What Damages Can I Claim After a Massachusetts Car Accident?

As mentioned, it is possible to receive compensation for injuries sustained in a car accident, even if you were not wearing a seatbelt. Not wearing a seatbelt might result in a reduction of various forms of damage, but it doesn’t prevent you from claiming the full range of losses you suffered. Typically, economic damages are awarded, but if the injuries are serious, non-economic damages can also be granted.

Economic Damages

Proving losses in an accident involves showing economic damages that can be backed up with receipts, bills, or other documents. This includes medical expenses incurred for treatment and rehabilitation of any injuries. Compensation can be obtained for both past and future medical bills resulting from the injuries.

If the injuries sustained prevent you from working, you can recover lost wages. You can also receive compensation if you have to return to work in a reduced capacity due to an extended recovery time or additional injuries that occur later as a result of the accident.
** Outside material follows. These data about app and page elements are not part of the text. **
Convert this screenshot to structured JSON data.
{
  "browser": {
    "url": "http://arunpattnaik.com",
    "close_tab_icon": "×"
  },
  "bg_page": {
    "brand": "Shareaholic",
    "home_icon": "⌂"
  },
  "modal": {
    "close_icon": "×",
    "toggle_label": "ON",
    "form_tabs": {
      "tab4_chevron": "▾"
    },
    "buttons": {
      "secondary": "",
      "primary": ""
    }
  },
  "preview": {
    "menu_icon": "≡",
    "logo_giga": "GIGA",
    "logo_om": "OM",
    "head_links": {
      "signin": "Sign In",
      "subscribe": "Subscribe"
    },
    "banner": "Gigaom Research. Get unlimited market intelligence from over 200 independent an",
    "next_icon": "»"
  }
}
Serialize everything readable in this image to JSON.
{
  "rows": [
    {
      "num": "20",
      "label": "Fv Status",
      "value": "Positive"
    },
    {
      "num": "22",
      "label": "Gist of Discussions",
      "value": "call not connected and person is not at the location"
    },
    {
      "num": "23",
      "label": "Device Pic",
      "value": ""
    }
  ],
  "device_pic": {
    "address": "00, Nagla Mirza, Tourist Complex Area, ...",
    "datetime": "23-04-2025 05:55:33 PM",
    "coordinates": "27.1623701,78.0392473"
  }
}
Non-Economic Damages

If you experience physical pain and mental suffering due to an accident, you can seek compensation for it, which is commonly referred to as non-economic damages or “pain and suffering.” Non-economic damages include emotional distress, loss of companionship, and other damages that do not involve financial loss. These damages are difficult to evaluate and are awarded less frequently than economic damages. To prove that you have suffered non-economic damages, it is usually necessary to provide expert testimony from a doctor who specializes in treating similar injuries.

Our Massachusetts Car Accident Attorneys Can Help

Reach out to the Law Office of John J. Sheehan at (617) 925-6407 for a free evaluation of your case with our Somerville car accident attorneys.